ACTION ITEM: All that is wanted is how many lines in the records below include the string "좋아합니다".
---+---
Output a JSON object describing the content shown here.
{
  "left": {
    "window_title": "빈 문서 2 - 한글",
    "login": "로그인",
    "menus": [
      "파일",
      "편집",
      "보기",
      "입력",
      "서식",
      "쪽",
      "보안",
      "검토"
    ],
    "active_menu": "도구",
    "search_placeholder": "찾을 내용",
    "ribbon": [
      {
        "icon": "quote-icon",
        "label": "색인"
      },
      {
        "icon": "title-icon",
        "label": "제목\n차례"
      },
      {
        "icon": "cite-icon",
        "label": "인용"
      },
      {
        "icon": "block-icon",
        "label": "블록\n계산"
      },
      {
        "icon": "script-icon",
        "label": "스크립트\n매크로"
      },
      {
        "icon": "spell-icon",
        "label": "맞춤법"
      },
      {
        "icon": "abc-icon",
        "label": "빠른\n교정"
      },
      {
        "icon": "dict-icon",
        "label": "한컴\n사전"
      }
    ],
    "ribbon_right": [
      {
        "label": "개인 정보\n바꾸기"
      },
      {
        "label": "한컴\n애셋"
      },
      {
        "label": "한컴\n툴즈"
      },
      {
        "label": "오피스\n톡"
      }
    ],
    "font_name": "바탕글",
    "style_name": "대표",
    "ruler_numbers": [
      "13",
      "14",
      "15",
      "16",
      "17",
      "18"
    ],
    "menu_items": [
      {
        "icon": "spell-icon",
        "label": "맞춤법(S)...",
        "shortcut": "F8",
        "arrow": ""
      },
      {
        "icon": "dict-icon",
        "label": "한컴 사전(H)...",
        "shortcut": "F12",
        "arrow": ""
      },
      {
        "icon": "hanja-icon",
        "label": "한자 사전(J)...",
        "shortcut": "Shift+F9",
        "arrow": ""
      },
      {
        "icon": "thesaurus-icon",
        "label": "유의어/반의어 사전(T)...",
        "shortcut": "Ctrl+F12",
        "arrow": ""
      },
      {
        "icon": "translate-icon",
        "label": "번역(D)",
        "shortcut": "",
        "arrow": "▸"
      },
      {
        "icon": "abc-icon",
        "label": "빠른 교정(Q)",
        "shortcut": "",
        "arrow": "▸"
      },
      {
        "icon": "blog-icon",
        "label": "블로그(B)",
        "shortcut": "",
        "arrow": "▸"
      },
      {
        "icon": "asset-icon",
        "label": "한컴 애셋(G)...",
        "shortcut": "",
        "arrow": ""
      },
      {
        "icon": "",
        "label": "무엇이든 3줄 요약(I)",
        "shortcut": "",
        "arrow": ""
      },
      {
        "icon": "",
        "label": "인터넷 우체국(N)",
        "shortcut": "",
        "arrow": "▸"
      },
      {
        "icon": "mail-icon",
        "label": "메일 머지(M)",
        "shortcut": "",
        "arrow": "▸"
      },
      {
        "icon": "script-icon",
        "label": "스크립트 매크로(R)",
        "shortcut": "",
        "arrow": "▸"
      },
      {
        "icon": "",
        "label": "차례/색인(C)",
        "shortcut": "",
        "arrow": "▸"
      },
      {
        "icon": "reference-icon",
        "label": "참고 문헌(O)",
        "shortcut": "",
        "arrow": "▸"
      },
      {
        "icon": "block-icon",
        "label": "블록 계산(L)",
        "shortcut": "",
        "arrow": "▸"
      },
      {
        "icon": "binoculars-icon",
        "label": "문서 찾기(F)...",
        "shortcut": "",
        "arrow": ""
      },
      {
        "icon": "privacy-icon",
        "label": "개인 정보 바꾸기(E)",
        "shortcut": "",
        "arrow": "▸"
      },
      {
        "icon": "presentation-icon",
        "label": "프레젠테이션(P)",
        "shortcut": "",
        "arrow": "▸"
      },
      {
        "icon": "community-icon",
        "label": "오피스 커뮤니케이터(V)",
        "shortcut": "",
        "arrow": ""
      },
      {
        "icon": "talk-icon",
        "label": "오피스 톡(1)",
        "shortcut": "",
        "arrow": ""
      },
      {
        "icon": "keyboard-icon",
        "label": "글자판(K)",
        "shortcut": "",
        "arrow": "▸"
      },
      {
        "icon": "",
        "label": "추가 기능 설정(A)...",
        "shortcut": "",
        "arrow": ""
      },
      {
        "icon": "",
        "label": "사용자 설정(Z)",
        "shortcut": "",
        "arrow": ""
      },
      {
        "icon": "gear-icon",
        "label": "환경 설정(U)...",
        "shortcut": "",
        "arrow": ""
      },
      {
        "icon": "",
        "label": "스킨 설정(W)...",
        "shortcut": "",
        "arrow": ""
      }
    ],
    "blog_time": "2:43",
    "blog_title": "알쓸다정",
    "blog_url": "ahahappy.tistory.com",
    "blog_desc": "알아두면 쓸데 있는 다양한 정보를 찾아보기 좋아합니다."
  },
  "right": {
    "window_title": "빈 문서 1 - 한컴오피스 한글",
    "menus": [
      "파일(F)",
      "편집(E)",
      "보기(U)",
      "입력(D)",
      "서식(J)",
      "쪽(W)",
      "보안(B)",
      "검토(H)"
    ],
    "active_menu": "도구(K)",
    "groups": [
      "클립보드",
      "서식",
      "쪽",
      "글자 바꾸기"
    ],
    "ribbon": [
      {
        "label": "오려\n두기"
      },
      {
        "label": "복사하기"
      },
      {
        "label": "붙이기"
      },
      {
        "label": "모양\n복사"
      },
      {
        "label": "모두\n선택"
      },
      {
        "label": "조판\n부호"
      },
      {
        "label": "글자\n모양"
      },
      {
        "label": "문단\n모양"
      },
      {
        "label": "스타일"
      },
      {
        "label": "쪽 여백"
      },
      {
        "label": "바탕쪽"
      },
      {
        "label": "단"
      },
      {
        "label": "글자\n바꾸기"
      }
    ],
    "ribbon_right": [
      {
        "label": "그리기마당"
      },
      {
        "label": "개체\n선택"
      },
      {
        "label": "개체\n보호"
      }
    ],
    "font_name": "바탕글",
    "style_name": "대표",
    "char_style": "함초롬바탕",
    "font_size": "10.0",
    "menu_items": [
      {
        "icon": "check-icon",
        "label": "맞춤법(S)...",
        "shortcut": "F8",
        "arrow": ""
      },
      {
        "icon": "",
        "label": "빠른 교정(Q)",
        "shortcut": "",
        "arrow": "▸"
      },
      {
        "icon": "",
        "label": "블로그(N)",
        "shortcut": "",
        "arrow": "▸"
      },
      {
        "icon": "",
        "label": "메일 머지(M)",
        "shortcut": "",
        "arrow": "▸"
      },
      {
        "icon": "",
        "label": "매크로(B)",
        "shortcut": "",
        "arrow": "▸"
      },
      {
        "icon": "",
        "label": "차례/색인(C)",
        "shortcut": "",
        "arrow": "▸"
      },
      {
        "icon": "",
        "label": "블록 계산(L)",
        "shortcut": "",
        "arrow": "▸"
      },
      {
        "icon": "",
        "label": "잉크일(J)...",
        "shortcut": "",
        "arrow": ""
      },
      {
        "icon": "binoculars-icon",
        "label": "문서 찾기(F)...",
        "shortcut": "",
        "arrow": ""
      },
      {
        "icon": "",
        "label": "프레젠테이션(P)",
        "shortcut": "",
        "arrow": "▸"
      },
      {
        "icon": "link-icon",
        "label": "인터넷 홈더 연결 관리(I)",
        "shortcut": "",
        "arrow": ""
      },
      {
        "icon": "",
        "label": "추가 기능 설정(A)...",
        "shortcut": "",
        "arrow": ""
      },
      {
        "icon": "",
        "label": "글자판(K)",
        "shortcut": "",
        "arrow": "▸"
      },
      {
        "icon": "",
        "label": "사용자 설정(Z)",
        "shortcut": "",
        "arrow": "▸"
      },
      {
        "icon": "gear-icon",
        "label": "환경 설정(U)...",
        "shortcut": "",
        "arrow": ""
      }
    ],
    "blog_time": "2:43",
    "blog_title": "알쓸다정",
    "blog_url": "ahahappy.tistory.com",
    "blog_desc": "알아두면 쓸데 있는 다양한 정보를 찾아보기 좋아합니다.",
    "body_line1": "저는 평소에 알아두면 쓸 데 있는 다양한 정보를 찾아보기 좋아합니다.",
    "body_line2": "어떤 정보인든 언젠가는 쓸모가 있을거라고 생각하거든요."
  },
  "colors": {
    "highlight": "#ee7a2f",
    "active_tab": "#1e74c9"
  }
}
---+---
RESULT OF THIS TASK: 3